- _Task description_
From the entries below, copy each line in which the word "date" occurs.

- - - - - - -

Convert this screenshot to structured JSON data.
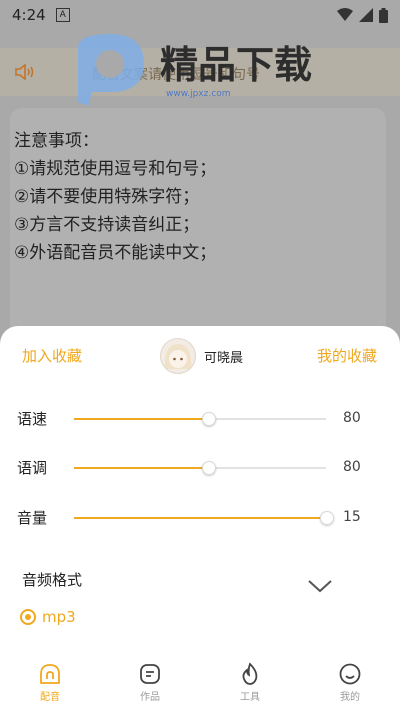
{
  "status_bar": {
    "time": "4:24",
    "notif_badge": "A"
  },
  "background": {
    "banner_text": "配音文案请使用逗号和句号",
    "watermark_title": "精品下载",
    "watermark_url": "www.jpxz.com",
    "notice_lines": [
      "注意事项：",
      "①请规范使用逗号和句号；",
      "②请不要使用特殊字符；",
      "③方言不支持读音纠正；",
      "④外语配音员不能读中文；"
    ]
  },
  "sheet": {
    "add_favorite": "加入收藏",
    "my_favorites": "我的收藏",
    "voice_name": "可晓晨",
    "sliders": [
      {
        "label": "语速",
        "value": "80",
        "fraction": 0.53
      },
      {
        "label": "语调",
        "value": "80",
        "fraction": 0.53
      },
      {
        "label": "音量",
        "value": "15",
        "fraction": 1.0
      }
    ],
    "format_title": "音频格式",
    "format_selected": "mp3"
  },
  "nav": [
    {
      "label": "配音",
      "icon": "dubbing-icon",
      "active": true
    },
    {
      "label": "作品",
      "icon": "works-icon",
      "active": false
    },
    {
      "label": "工具",
      "icon": "tools-icon",
      "active": false
    },
    {
      "label": "我的",
      "icon": "profile-icon",
      "active": false
    }
  ],
  "colors": {
    "accent": "#f0a81e",
    "overlay": "#a9a9a9"
  }
}
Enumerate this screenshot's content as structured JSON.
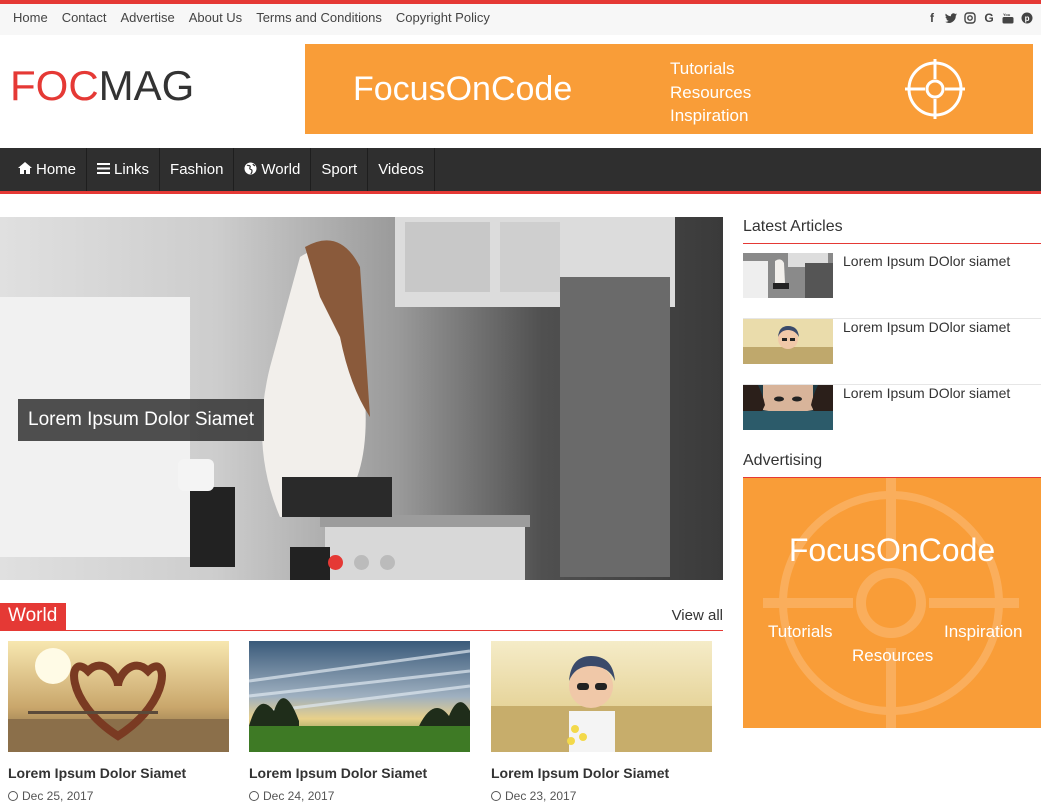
{
  "topbar": {
    "links": [
      "Home",
      "Contact",
      "Advertise",
      "About Us",
      "Terms and Conditions",
      "Copyright Policy"
    ],
    "social": [
      "facebook-icon",
      "twitter-icon",
      "instagram-icon",
      "google-icon",
      "youtube-icon",
      "pinterest-icon"
    ]
  },
  "header": {
    "logo_red": "FOC",
    "logo_dark": "MAG",
    "banner": {
      "name": "FocusOnCode",
      "line1": "Tutorials",
      "line2": "Resources",
      "line3": "Inspiration"
    }
  },
  "nav": {
    "items": [
      {
        "label": "Home",
        "icon": "home-icon"
      },
      {
        "label": "Links",
        "icon": "bars-icon"
      },
      {
        "label": "Fashion",
        "icon": ""
      },
      {
        "label": "World",
        "icon": "globe-icon"
      },
      {
        "label": "Sport",
        "icon": ""
      },
      {
        "label": "Videos",
        "icon": ""
      }
    ]
  },
  "slider": {
    "caption": "Lorem Ipsum Dolor Siamet",
    "slide_count": 3,
    "active_slide": 1
  },
  "world": {
    "label": "World",
    "view_all": "View all",
    "cards": [
      {
        "title": "Lorem Ipsum Dolor Siamet",
        "date": "Dec 25, 2017"
      },
      {
        "title": "Lorem Ipsum Dolor Siamet",
        "date": "Dec 24, 2017"
      },
      {
        "title": "Lorem Ipsum Dolor Siamet",
        "date": "Dec 23, 2017"
      }
    ]
  },
  "sidebar": {
    "latest_title": "Latest Articles",
    "latest": [
      {
        "title": "Lorem Ipsum DOlor siamet"
      },
      {
        "title": "Lorem Ipsum DOlor siamet"
      },
      {
        "title": "Lorem Ipsum DOlor siamet"
      }
    ],
    "advertising_title": "Advertising",
    "ad": {
      "name": "FocusOnCode",
      "line1": "Tutorials",
      "line2": "Resources",
      "line3": "Inspiration"
    }
  },
  "colors": {
    "accent": "#e53935",
    "nav_bg": "#2f2f2f",
    "banner": "#f99d38"
  }
}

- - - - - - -

- _Answer to the exercise_
        "date": "Dec 25, 2017"
        "date": "Dec 24, 2017"
        "date": "Dec 23, 2017"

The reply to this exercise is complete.